= WHAT THE TASK ASKS =
All of the records below should be output exactly.

= DATA PROVIDED =
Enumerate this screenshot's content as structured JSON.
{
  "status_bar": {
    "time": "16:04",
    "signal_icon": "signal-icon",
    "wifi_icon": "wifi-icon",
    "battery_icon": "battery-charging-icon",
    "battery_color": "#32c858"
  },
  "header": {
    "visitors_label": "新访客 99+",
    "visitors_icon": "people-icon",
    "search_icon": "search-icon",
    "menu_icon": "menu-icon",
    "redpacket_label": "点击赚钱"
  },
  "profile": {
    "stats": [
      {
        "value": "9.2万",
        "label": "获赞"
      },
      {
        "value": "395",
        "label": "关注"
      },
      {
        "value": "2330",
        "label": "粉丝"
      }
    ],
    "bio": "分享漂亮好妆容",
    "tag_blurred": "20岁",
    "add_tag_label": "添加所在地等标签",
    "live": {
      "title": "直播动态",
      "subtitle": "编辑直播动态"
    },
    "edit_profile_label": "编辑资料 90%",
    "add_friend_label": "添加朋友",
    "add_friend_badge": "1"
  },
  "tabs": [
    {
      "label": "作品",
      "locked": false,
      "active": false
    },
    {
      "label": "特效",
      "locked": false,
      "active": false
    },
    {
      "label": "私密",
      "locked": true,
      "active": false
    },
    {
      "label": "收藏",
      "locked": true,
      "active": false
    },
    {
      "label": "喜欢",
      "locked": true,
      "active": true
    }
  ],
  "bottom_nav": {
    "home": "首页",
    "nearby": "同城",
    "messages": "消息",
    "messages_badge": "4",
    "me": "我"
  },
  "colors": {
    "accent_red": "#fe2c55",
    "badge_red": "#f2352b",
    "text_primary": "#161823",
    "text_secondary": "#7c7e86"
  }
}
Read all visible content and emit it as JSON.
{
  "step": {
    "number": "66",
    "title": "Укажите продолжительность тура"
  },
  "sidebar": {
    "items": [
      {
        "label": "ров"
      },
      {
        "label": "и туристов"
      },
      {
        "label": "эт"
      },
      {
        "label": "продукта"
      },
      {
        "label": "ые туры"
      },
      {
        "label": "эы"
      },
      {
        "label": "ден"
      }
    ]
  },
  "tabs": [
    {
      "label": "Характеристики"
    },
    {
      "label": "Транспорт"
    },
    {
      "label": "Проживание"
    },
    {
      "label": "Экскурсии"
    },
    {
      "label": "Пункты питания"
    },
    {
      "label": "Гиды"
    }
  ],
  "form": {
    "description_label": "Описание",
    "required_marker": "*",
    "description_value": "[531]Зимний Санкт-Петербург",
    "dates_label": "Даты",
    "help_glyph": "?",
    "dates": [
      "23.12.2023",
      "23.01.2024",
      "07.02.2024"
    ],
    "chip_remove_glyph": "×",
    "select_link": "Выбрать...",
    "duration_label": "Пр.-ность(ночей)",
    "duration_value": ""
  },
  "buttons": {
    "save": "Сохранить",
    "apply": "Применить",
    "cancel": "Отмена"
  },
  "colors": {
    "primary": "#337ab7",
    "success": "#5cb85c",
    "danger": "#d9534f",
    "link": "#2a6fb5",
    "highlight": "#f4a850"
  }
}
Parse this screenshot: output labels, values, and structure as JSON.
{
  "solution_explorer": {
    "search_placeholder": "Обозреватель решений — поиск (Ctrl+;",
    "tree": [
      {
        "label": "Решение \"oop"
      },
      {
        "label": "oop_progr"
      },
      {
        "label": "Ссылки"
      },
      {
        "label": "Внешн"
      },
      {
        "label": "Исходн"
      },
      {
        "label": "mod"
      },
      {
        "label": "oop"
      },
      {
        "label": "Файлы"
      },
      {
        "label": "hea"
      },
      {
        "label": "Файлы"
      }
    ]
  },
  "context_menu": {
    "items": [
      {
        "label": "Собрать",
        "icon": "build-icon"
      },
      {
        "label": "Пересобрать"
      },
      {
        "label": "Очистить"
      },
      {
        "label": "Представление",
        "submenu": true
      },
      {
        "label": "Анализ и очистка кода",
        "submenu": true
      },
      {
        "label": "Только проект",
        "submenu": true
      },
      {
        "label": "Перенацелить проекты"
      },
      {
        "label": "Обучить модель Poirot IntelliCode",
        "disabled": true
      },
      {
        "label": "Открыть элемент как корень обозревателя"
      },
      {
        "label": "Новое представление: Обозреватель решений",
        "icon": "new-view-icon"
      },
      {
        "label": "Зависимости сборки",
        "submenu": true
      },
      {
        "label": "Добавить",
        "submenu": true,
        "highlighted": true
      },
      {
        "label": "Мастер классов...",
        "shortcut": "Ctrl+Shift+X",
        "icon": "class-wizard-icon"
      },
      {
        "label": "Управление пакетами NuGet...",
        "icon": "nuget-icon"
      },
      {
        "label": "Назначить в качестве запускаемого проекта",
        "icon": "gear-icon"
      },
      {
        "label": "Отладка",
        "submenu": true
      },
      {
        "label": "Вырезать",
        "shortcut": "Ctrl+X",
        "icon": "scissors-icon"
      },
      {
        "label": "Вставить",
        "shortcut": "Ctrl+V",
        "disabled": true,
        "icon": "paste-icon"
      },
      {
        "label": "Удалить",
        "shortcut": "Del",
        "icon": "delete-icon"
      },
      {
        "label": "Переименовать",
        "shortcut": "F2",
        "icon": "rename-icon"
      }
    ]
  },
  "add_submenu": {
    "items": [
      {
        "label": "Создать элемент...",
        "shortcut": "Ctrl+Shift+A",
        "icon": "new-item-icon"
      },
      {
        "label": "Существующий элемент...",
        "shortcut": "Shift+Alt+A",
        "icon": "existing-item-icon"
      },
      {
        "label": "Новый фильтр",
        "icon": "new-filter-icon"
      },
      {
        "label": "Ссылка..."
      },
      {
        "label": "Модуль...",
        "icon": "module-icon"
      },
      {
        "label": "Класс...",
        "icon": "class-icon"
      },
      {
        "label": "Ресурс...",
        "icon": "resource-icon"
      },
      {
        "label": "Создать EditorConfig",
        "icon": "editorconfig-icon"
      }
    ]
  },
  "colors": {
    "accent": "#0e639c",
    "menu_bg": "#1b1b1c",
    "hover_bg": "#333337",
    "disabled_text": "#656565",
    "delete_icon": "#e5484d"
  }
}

= YOUR RESPONSE =
Enumerate this screenshot's content as structured JSON.
{
  "status_bar": {
    "time": "16:04",
    "signal_icon": "signal-icon",
    "wifi_icon": "wifi-icon",
    "battery_icon": "battery-charging-icon",
    "battery_color": "#32c858"
  },
  "header": {
    "visitors_label": "新访客 99+",
    "visitors_icon": "people-icon",
    "search_icon": "search-icon",
    "menu_icon": "menu-icon",
    "redpacket_label": "点击赚钱"
  },
  "profile": {
    "stats": [
      {
        "value": "9.2万",
        "label": "获赞"
      },
      {
        "value": "395",
        "label": "关注"
      },
      {
        "value": "2330",
        "label": "粉丝"
      }
    ],
    "bio": "分享漂亮好妆容",
    "tag_blurred": "20岁",
    "add_tag_label": "添加所在地等标签",
    "live": {
      "title": "直播动态",
      "subtitle": "编辑直播动态"
    },
    "edit_profile_label": "编辑资料 90%",
    "add_friend_label": "添加朋友",
    "add_friend_badge": "1"
  },
  "tabs": [
    {
      "label": "作品",
      "locked": false,
      "active": false
    },
    {
      "label": "特效",
      "locked": false,
      "active": false
    },
    {
      "label": "私密",
      "locked": true,
      "active": false
    },
    {
      "label": "收藏",
      "locked": true,
      "active": false
    },
    {
      "label": "喜欢",
      "locked": true,
      "active": true
    }
  ],
  "bottom_nav": {
    "home": "首页",
    "nearby": "同城",
    "messages": "消息",
    "messages_badge": "4",
    "me": "我"
  },
  "colors": {
    "accent_red": "#fe2c55",
    "badge_red": "#f2352b",
    "text_primary": "#161823",
    "text_secondary": "#7c7e86"
  }
}
Read all visible content and emit it as JSON.
{
  "step": {
    "number": "66",
    "title": "Укажите продолжительность тура"
  },
  "sidebar": {
    "items": [
      {
        "label": "ров"
      },
      {
        "label": "и туристов"
      },
      {
        "label": "эт"
      },
      {
        "label": "продукта"
      },
      {
        "label": "ые туры"
      },
      {
        "label": "эы"
      },
      {
        "label": "ден"
      }
    ]
  },
  "tabs": [
    {
      "label": "Характеристики"
    },
    {
      "label": "Транспорт"
    },
    {
      "label": "Проживание"
    },
    {
      "label": "Экскурсии"
    },
    {
      "label": "Пункты питания"
    },
    {
      "label": "Гиды"
    }
  ],
  "form": {
    "description_label": "Описание",
    "required_marker": "*",
    "description_value": "[531]Зимний Санкт-Петербург",
    "dates_label": "Даты",
    "help_glyph": "?",
    "dates": [
      "23.12.2023",
      "23.01.2024",
      "07.02.2024"
    ],
    "chip_remove_glyph": "×",
    "select_link": "Выбрать...",
    "duration_label": "Пр.-ность(ночей)",
    "duration_value": ""
  },
  "buttons": {
    "save": "Сохранить",
    "apply": "Применить",
    "cancel": "Отмена"
  },
  "colors": {
    "primary": "#337ab7",
    "success": "#5cb85c",
    "danger": "#d9534f",
    "link": "#2a6fb5",
    "highlight": "#f4a850"
  }
}
Parse this screenshot: output labels, values, and structure as JSON.
{
  "solution_explorer": {
    "search_placeholder": "Обозреватель решений — поиск (Ctrl+;",
    "tree": [
      {
        "label": "Решение \"oop"
      },
      {
        "label": "oop_progr"
      },
      {
        "label": "Ссылки"
      },
      {
        "label": "Внешн"
      },
      {
        "label": "Исходн"
      },
      {
        "label": "mod"
      },
      {
        "label": "oop"
      },
      {
        "label": "Файлы"
      },
      {
        "label": "hea"
      },
      {
        "label": "Файлы"
      }
    ]
  },
  "context_menu": {
    "items": [
      {
        "label": "Собрать",
        "icon": "build-icon"
      },
      {
        "label": "Пересобрать"
      },
      {
        "label": "Очистить"
      },
      {
        "label": "Представление",
        "submenu": true
      },
      {
        "label": "Анализ и очистка кода",
        "submenu": true
      },
      {
        "label": "Только проект",
        "submenu": true
      },
      {
        "label": "Перенацелить проекты"
      },
      {
        "label": "Обучить модель Poirot IntelliCode",
        "disabled": true
      },
      {
        "label": "Открыть элемент как корень обозревателя"
      },
      {
        "label": "Новое представление: Обозреватель решений",
        "icon": "new-view-icon"
      },
      {
        "label": "Зависимости сборки",
        "submenu": true
      },
      {
        "label": "Добавить",
        "submenu": true,
        "highlighted": true
      },
      {
        "label": "Мастер классов...",
        "shortcut": "Ctrl+Shift+X",
        "icon": "class-wizard-icon"
      },
      {
        "label": "Управление пакетами NuGet...",
        "icon": "nuget-icon"
      },
      {
        "label": "Назначить в качестве запускаемого проекта",
        "icon": "gear-icon"
      },
      {
        "label": "Отладка",
        "submenu": true
      },
      {
        "label": "Вырезать",
        "shortcut": "Ctrl+X",
        "icon": "scissors-icon"
      },
      {
        "label": "Вставить",
        "shortcut": "Ctrl+V",
        "disabled": true,
        "icon": "paste-icon"
      },
      {
        "label": "Удалить",
        "shortcut": "Del",
        "icon": "delete-icon"
      },
      {
        "label": "Переименовать",
        "shortcut": "F2",
        "icon": "rename-icon"
      }
    ]
  },
  "add_submenu": {
    "items": [
      {
        "label": "Создать элемент...",
        "shortcut": "Ctrl+Shift+A",
        "icon": "new-item-icon"
      },
      {
        "label": "Существующий элемент...",
        "shortcut": "Shift+Alt+A",
        "icon": "existing-item-icon"
      },
      {
        "label": "Новый фильтр",
        "icon": "new-filter-icon"
      },
      {
        "label": "Ссылка..."
      },
      {
        "label": "Модуль...",
        "icon": "module-icon"
      },
      {
        "label": "Класс...",
        "icon": "class-icon"
      },
      {
        "label": "Ресурс...",
        "icon": "resource-icon"
      },
      {
        "label": "Создать EditorConfig",
        "icon": "editorconfig-icon"
      }
    ]
  },
  "colors": {
    "accent": "#0e639c",
    "menu_bg": "#1b1b1c",
    "hover_bg": "#333337",
    "disabled_text": "#656565",
    "delete_icon": "#e5484d"
  }
}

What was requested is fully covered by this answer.